As a last resort, we bought urea and molasses blocks. Essentially, if you give a cow urea mixed with molasses in the right quantities, she will be able to eat the Sunday Times and survive. Or, more importantly, she could eat the ash grey dead tufts of savanna grasses and survive.
For a while, it worked. But then even the dead grass started running out and the cows, desperate for protein, started biting off whole chunks of the urea and molasses blocks.
The result if you are a ruminant? Acute urea poisoning, hyperammonemia, a rapidly progressing and highly fatal condition.
An hour after demolishing the urea block, Mrs Cow starts frothing at the mouth and trembling uncontrollably and down she goes with no future but an agonizing death.
Unless, of course, you give her... yes, you guessed it:
Vinegar, or rather acetic acid, lowers the pH in the rumen, preventing further absorption of urea into the bloodstream, and converting the remaining urea into ammonium acetate, which is like Häagen-Dazs to the rumen microflora - cows don't digest grass: they feed grass to the microflora in their gut and then they digest the blooming microflora.
We started buying 200 litre drums of industrial vinegar.
When a cow went down, usually near the water trough where the urea blocks were sited, we would fill a 2 litre bottle with vinegar and walk up to her. Driven crazy by pain, she would be aggressive, making violent and sudden lurches, but too weak, and trembling too much, to get up and mount an effective attack. In short, a terrible and pathetic sight.
Then, as we got closer, she would smell the vinegar. You didn't have to do much else after that. Mrs Cow just knows what is good for her and does it all for you. Put the bottle near her and she would lunge for it, wrapping her tongue round its neck and pulling it into her mouth, then sucking it dry in two or three huge gulps. Once she was finished, she would follow you, scrambling behind you on her knees, begging for more of the same.

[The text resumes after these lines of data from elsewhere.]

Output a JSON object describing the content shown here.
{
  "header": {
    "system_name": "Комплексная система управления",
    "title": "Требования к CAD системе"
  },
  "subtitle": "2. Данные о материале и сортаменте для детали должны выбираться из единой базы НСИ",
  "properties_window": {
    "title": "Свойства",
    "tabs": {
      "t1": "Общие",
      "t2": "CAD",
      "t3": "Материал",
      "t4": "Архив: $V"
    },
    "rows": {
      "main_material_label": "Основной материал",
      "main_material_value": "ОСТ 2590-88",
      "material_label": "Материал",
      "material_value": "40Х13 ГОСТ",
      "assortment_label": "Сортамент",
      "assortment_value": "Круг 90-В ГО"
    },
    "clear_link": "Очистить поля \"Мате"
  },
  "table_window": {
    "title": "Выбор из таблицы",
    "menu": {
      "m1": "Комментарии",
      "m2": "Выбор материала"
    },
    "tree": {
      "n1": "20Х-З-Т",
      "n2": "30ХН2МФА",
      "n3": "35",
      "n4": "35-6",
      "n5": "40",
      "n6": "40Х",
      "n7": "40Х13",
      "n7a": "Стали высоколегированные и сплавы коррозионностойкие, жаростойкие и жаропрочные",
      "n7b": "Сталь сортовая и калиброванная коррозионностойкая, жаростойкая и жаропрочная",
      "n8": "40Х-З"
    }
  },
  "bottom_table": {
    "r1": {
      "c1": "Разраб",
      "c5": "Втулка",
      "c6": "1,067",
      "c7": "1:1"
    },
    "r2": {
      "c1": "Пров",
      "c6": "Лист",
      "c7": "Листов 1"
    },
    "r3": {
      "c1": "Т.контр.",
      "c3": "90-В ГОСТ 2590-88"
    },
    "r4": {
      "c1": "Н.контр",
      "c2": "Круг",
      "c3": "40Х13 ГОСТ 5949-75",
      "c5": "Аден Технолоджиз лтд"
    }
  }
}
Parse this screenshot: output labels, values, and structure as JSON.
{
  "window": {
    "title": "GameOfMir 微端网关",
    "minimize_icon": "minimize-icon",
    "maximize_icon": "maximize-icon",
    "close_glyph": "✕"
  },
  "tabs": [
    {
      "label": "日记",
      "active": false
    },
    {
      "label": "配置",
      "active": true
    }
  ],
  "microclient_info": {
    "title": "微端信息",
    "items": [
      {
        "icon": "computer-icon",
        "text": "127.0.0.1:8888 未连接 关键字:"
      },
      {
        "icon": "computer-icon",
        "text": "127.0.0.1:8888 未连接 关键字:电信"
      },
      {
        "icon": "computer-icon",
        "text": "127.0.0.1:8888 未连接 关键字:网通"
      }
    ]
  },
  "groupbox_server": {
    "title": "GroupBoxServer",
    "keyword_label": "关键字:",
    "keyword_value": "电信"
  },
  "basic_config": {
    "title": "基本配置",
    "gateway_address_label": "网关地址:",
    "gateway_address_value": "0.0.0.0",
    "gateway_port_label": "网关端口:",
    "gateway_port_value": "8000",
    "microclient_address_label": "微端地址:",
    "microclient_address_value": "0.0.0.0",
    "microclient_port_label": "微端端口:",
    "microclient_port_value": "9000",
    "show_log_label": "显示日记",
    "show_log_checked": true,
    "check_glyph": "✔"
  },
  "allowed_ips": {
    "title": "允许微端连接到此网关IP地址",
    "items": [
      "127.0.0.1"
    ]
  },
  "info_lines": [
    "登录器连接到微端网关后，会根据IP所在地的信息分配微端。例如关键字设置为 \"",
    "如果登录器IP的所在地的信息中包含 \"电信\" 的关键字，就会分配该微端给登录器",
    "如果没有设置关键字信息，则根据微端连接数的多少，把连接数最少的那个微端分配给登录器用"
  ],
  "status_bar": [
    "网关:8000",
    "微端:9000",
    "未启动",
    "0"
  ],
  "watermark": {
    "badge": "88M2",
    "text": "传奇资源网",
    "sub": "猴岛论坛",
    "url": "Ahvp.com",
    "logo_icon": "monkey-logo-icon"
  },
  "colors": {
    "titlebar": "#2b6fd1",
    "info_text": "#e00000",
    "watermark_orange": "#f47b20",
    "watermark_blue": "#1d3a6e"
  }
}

The cows we treated got back on their feet to die another day, but we didn't save all of them. Some didn't make it to the water trough, some we just didn't find in time. But at least we tried.
So if you asked me if vinegar is a magical cure that can save lives, I would say: